GOAL OF THE EXERCISE:
Where an entry holds an image, skip the image but reproduce the rest word for word.

DATA EXTRACT:
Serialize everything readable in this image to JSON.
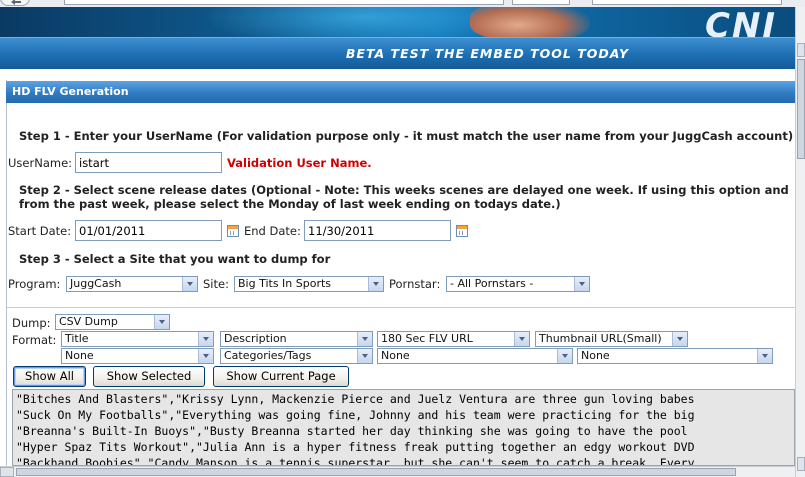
{
  "banner": {
    "logo_text": "CNI",
    "subheading": "BETA TEST THE EMBED TOOL TODAY"
  },
  "panel": {
    "title": "HD FLV Generation"
  },
  "step1": {
    "heading": "Step 1 - Enter your UserName (For validation purpose only - it must match the user name from your JuggCash account)",
    "username_label": "UserName:",
    "username_value": "istart",
    "validation_message": "Validation User Name."
  },
  "step2": {
    "heading_line1": "Step 2 - Select scene release dates (Optional - Note: This weeks scenes are delayed one week. If using this option and",
    "heading_line2": "from the past week, please select the Monday of last week ending on todays date.)",
    "start_label": "Start Date:",
    "start_value": "01/01/2011",
    "end_label": "End Date:",
    "end_value": "11/30/2011"
  },
  "step3": {
    "heading": "Step 3 - Select a Site that you want to dump for",
    "program_label": "Program:",
    "program_value": "JuggCash",
    "site_label": "Site:",
    "site_value": "Big Tits In Sports",
    "pornstar_label": "Pornstar:",
    "pornstar_value": "- All Pornstars -"
  },
  "dump": {
    "dump_label": "Dump:",
    "dump_value": "CSV Dump",
    "format_label": "Format:",
    "format_row1": [
      "Title",
      "Description",
      "180 Sec FLV URL",
      "Thumbnail URL(Small)"
    ],
    "format_row2": [
      "None",
      "Categories/Tags",
      "None",
      "None"
    ]
  },
  "buttons": {
    "show_all": "Show All",
    "show_selected": "Show Selected",
    "show_current_page": "Show Current Page"
  },
  "output_lines": [
    "\"Bitches And Blasters\",\"Krissy Lynn, Mackenzie Pierce and Juelz Ventura are three gun loving babes",
    "\"Suck On My Footballs\",\"Everything was going fine, Johnny and his team were practicing for the big",
    "\"Breanna's Built-In Buoys\",\"Busty Breanna started her day thinking she was going to have the pool",
    "\"Hyper Spaz Tits Workout\",\"Julia Ann is a hyper fitness freak putting together an edgy workout DVD",
    "\"Backhand Boobies\",\"Candy Manson is a tennis superstar, but she can't seem to catch a break. Every"
  ]
}
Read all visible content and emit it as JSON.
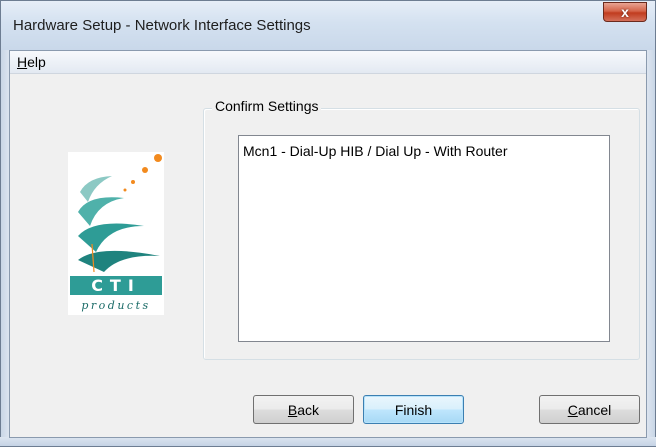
{
  "window": {
    "title": "Hardware Setup - Network Interface Settings",
    "close_label": "x"
  },
  "menu": {
    "help_accel": "H",
    "help_rest": "elp"
  },
  "logo": {
    "brand": "CTI",
    "tagline": "products",
    "colors": {
      "teal": "#2e9c96",
      "orange": "#f28a1e",
      "dark_teal": "#1a6b67"
    }
  },
  "group": {
    "label": "Confirm Settings",
    "items": [
      "Mcn1 - Dial-Up HIB / Dial Up - With Router"
    ]
  },
  "buttons": {
    "back_accel": "B",
    "back_rest": "ack",
    "finish": "Finish",
    "cancel_accel": "C",
    "cancel_rest": "ancel"
  }
}
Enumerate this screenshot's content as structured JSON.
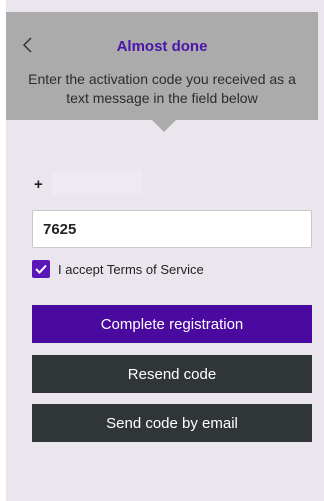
{
  "header": {
    "title": "Almost done",
    "subtitle": "Enter the activation code you received as a text message in the field below",
    "back_icon": "chevron-left-icon"
  },
  "form": {
    "country_prefix": "+",
    "phone_value": "",
    "code_value": "7625",
    "terms_checked": true,
    "terms_label": "I accept Terms of Service"
  },
  "buttons": {
    "complete_label": "Complete registration",
    "resend_label": "Resend code",
    "email_label": "Send code by email"
  },
  "colors": {
    "accent": "#4a0aa0",
    "title": "#4a14a8",
    "dark_button": "#303637",
    "header_bg": "#ababab",
    "screen_bg": "#ebe5ee"
  }
}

YOUR SOLUTION:
Serialize everything readable in this image to JSON.
{
  "banner": {
    "logo_text": "CNI",
    "subheading": "BETA TEST THE EMBED TOOL TODAY"
  },
  "panel": {
    "title": "HD FLV Generation"
  },
  "step1": {
    "heading": "Step 1 - Enter your UserName (For validation purpose only - it must match the user name from your JuggCash account)",
    "username_label": "UserName:",
    "username_value": "istart",
    "validation_message": "Validation User Name."
  },
  "step2": {
    "heading_line1": "Step 2 - Select scene release dates (Optional - Note: This weeks scenes are delayed one week. If using this option and",
    "heading_line2": "from the past week, please select the Monday of last week ending on todays date.)",
    "start_label": "Start Date:",
    "start_value": "01/01/2011",
    "end_label": "End Date:",
    "end_value": "11/30/2011"
  },
  "step3": {
    "heading": "Step 3 - Select a Site that you want to dump for",
    "program_label": "Program:",
    "program_value": "JuggCash",
    "site_label": "Site:",
    "site_value": "Big Tits In Sports",
    "pornstar_label": "Pornstar:",
    "pornstar_value": "- All Pornstars -"
  },
  "dump": {
    "dump_label": "Dump:",
    "dump_value": "CSV Dump",
    "format_label": "Format:",
    "format_row1": [
      "Title",
      "Description",
      "180 Sec FLV URL",
      "Thumbnail URL(Small)"
    ],
    "format_row2": [
      "None",
      "Categories/Tags",
      "None",
      "None"
    ]
  },
  "buttons": {
    "show_all": "Show All",
    "show_selected": "Show Selected",
    "show_current_page": "Show Current Page"
  },
  "output_lines": [
    "\"Bitches And Blasters\",\"Krissy Lynn, Mackenzie Pierce and Juelz Ventura are three gun loving babes",
    "\"Suck On My Footballs\",\"Everything was going fine, Johnny and his team were practicing for the big",
    "\"Breanna's Built-In Buoys\",\"Busty Breanna started her day thinking she was going to have the pool",
    "\"Hyper Spaz Tits Workout\",\"Julia Ann is a hyper fitness freak putting together an edgy workout DVD",
    "\"Backhand Boobies\",\"Candy Manson is a tennis superstar, but she can't seem to catch a break. Every"
  ]
}
Read all visible content and emit it as JSON.
{
  "window": {
    "title": "Hardware Setup - Network Interface Settings",
    "close_label": "x"
  },
  "menu": {
    "help_accel": "H",
    "help_rest": "elp"
  },
  "logo": {
    "brand": "CTI",
    "tagline": "products",
    "colors": {
      "teal": "#2e9c96",
      "orange": "#f28a1e",
      "dark_teal": "#1a6b67"
    }
  },
  "group": {
    "label": "Confirm Settings",
    "items": [
      "Mcn1 - Dial-Up HIB / Dial Up - With Router"
    ]
  },
  "buttons": {
    "back_accel": "B",
    "back_rest": "ack",
    "finish": "Finish",
    "cancel_accel": "C",
    "cancel_rest": "ancel"
  }
}
Enumerate this screenshot's content as structured JSON.
{
  "header": {
    "title": "Almost done",
    "subtitle": "Enter the activation code you received as a text message in the field below",
    "back_icon": "chevron-left-icon"
  },
  "form": {
    "country_prefix": "+",
    "phone_value": "",
    "code_value": "7625",
    "terms_checked": true,
    "terms_label": "I accept Terms of Service"
  },
  "buttons": {
    "complete_label": "Complete registration",
    "resend_label": "Resend code",
    "email_label": "Send code by email"
  },
  "colors": {
    "accent": "#4a0aa0",
    "title": "#4a14a8",
    "dark_button": "#303637",
    "header_bg": "#ababab",
    "screen_bg": "#ebe5ee"
  }
}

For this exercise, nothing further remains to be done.